Even people in Alabama who are careful about their estate planning may sometimes make mistakes with beneficiary designations. It can be easy to overlook these or to not understand how they fit in with the rest of the estate plan, but because beneficiary designations will override any instructions that you put in your will , it is important to keep them accurate and up to date.
As with other elements of your estate plan, clarity is important in naming your beneficiary. That means ensuring that the name of your beneficiary is exactly correct. People may change their names, or they may have a Jr. or Sr. after their name. The name needs to be precise so that there no is doubt about who your beneficiary is.
Some people may fail to name a beneficiary at all. If you do not fill out the forms for your retirement account, life insurance policy or similar assets, the court generally decides what happens to the assets. Unfortunately, in some cases, this can mean that the assets have to go through probate. If this happens to a retirement account, there can be tax implications.
Your plans for your loved ones may go awry if you leave assets to minors, people who struggle to manage their money or to loved ones who receive government assistance because of a disability. A trust is generally a better choice with a trustee appointed to manage it. Minors cannot inherit property, but a trust can keep their inheritance safe until they are 18 or even older. For loved ones with special needs, a trust can keep those assets separate so that their benefits are not affected. Things can then be paid for directly from the trust.
Finally, with all of the above in mind, beneficiary designations should be reviewed regularly to make sure they are still up to date.
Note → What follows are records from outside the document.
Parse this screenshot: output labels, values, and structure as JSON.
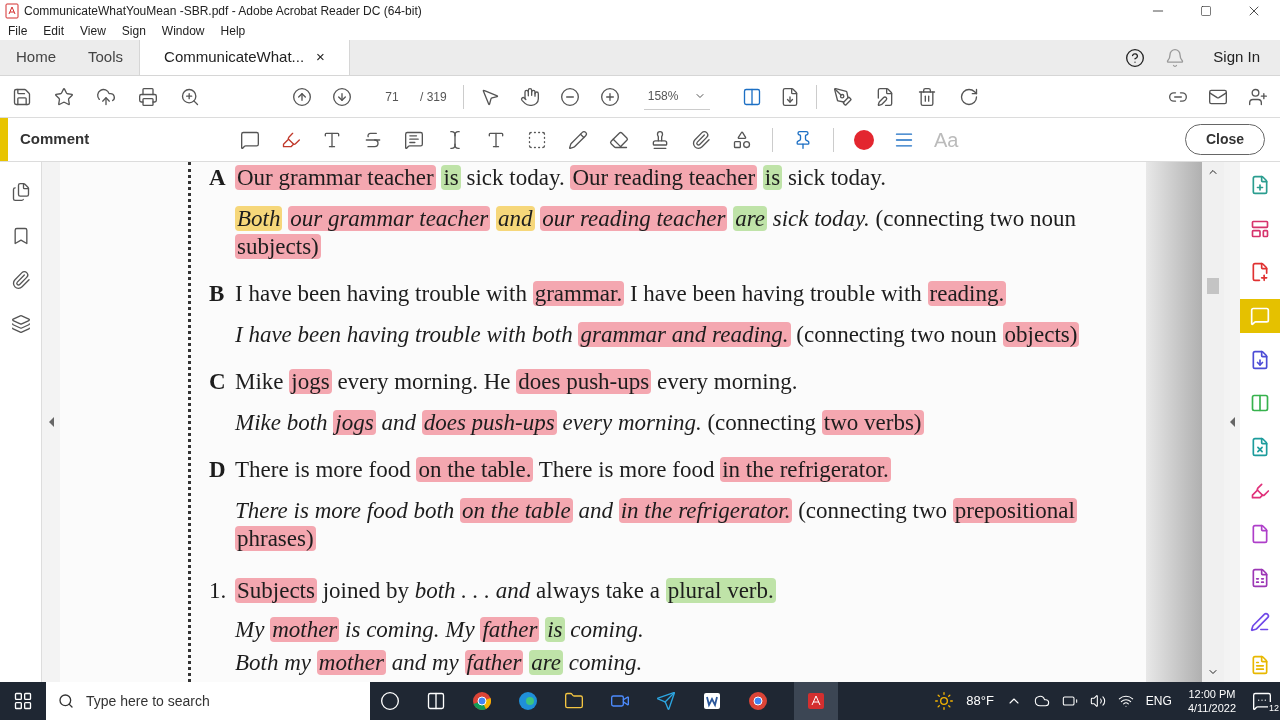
{
  "window": {
    "title": "CommunicateWhatYouMean -SBR.pdf - Adobe Acrobat Reader DC (64-bit)"
  },
  "menu": [
    "File",
    "Edit",
    "View",
    "Sign",
    "Window",
    "Help"
  ],
  "tabs": [
    {
      "label": "Home",
      "selected": false
    },
    {
      "label": "Tools",
      "selected": false
    },
    {
      "label": "CommunicateWhat...",
      "selected": true
    }
  ],
  "close_tab": "×",
  "sign_in": "Sign In",
  "page": {
    "current": "71",
    "total": "/ 319"
  },
  "zoom": "158%",
  "comment_bar": {
    "title": "Comment",
    "font_label": "Aa",
    "close": "Close"
  },
  "document": {
    "lines": [
      {
        "marker": "A",
        "italic": false,
        "segments": [
          {
            "text": "Our grammar teacher",
            "color": "#f4a7b0"
          },
          {
            "text": "is",
            "color": "#bfe3a8"
          },
          {
            "text": "sick today."
          },
          {
            "text": "Our reading teacher",
            "color": "#f4a7b0"
          },
          {
            "text": "is",
            "color": "#bfe3a8"
          },
          {
            "text": "sick today."
          }
        ]
      },
      {
        "italic": true,
        "segments": [
          {
            "text": "Both",
            "color": "#f6d77a"
          },
          {
            "text": "our grammar teacher",
            "color": "#f4a7b0"
          },
          {
            "text": "and",
            "color": "#f6d77a"
          },
          {
            "text": "our reading teacher",
            "color": "#f4a7b0"
          },
          {
            "text": "are",
            "color": "#bfe3a8"
          },
          {
            "text": "sick today."
          }
        ],
        "note": [
          {
            "text": "(connecting two noun"
          },
          {
            "text": "subjects)",
            "color": "#f4a7b0"
          }
        ]
      },
      {
        "marker": "B",
        "italic": false,
        "segments": [
          {
            "text": "I have been having trouble with"
          },
          {
            "text": "grammar.",
            "color": "#f4a7b0"
          },
          {
            "text": "I have been having trouble with"
          },
          {
            "text": "reading.",
            "color": "#f4a7b0"
          }
        ]
      },
      {
        "italic": true,
        "segments": [
          {
            "text": "I have been having trouble with both"
          },
          {
            "text": "grammar and reading.",
            "color": "#f4a7b0"
          }
        ],
        "note": [
          {
            "text": "(connecting two noun"
          },
          {
            "text": "objects)",
            "color": "#f4a7b0"
          }
        ]
      },
      {
        "marker": "C",
        "italic": false,
        "segments": [
          {
            "text": "Mike"
          },
          {
            "text": "jogs",
            "color": "#f4a7b0"
          },
          {
            "text": "every morning. He"
          },
          {
            "text": "does push-ups",
            "color": "#f4a7b0"
          },
          {
            "text": "every morning."
          }
        ]
      },
      {
        "italic": true,
        "segments": [
          {
            "text": "Mike both"
          },
          {
            "text": "jogs",
            "color": "#f4a7b0"
          },
          {
            "text": "and"
          },
          {
            "text": "does push-ups",
            "color": "#f4a7b0"
          },
          {
            "text": "every morning."
          }
        ],
        "note": [
          {
            "text": "(connecting"
          },
          {
            "text": "two verbs)",
            "color": "#f4a7b0"
          }
        ]
      },
      {
        "marker": "D",
        "italic": false,
        "segments": [
          {
            "text": "There is more food"
          },
          {
            "text": "on the table.",
            "color": "#f4a7b0"
          },
          {
            "text": "There is more food"
          },
          {
            "text": "in the refrigerator.",
            "color": "#f4a7b0"
          }
        ]
      },
      {
        "italic": true,
        "segments": [
          {
            "text": "There is more food both"
          },
          {
            "text": "on the table",
            "color": "#f4a7b0"
          },
          {
            "text": "and"
          },
          {
            "text": "in the refrigerator.",
            "color": "#f4a7b0"
          }
        ],
        "note": [
          {
            "text": "(connecting two"
          },
          {
            "text": "prepositional phrases)",
            "color": "#f4a7b0"
          }
        ]
      }
    ],
    "rule": {
      "marker": "1.",
      "segments": [
        {
          "text": "Subjects",
          "color": "#f4a7b0"
        },
        {
          "text": "joined by *both . . . and* always take a"
        },
        {
          "text": "plural verb.",
          "color": "#bfe3a8"
        }
      ]
    },
    "examples": [
      {
        "segments": [
          {
            "text": "My"
          },
          {
            "text": "mother",
            "color": "#f4a7b0"
          },
          {
            "text": "is coming. My"
          },
          {
            "text": "father",
            "color": "#f4a7b0"
          },
          {
            "text": "is",
            "color": "#bfe3a8"
          },
          {
            "text": "coming."
          }
        ]
      },
      {
        "segments": [
          {
            "text": "Both my"
          },
          {
            "text": "mother",
            "color": "#f4a7b0"
          },
          {
            "text": "and my"
          },
          {
            "text": "father",
            "color": "#f4a7b0"
          },
          {
            "text": "are",
            "color": "#bfe3a8"
          },
          {
            "text": "coming."
          }
        ]
      }
    ]
  },
  "right_tools": [
    {
      "color": "#2a9d8f",
      "selected": false
    },
    {
      "color": "#d6336c",
      "selected": false
    },
    {
      "color": "#e03131",
      "selected": false
    },
    {
      "color": "#ffffff",
      "selected": true
    },
    {
      "color": "#4c4cd6",
      "selected": false
    },
    {
      "color": "#37b24d",
      "selected": false
    },
    {
      "color": "#1c9c9c",
      "selected": false
    },
    {
      "color": "#e0307a",
      "selected": false
    },
    {
      "color": "#ae3ec9",
      "selected": false
    },
    {
      "color": "#9c36b5",
      "selected": false
    },
    {
      "color": "#7048e8",
      "selected": false
    },
    {
      "color": "#e8b800",
      "selected": false
    }
  ],
  "taskbar": {
    "search_placeholder": "Type here to search",
    "weather": "88°F",
    "language": "ENG",
    "time": "12:00 PM",
    "date": "4/11/2022",
    "notifications": "12"
  }
}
As is the case with other parts of the estate plan, it might be necessary to make changes as family dynamics change or in response to such things as births, deaths, marriages or divorces.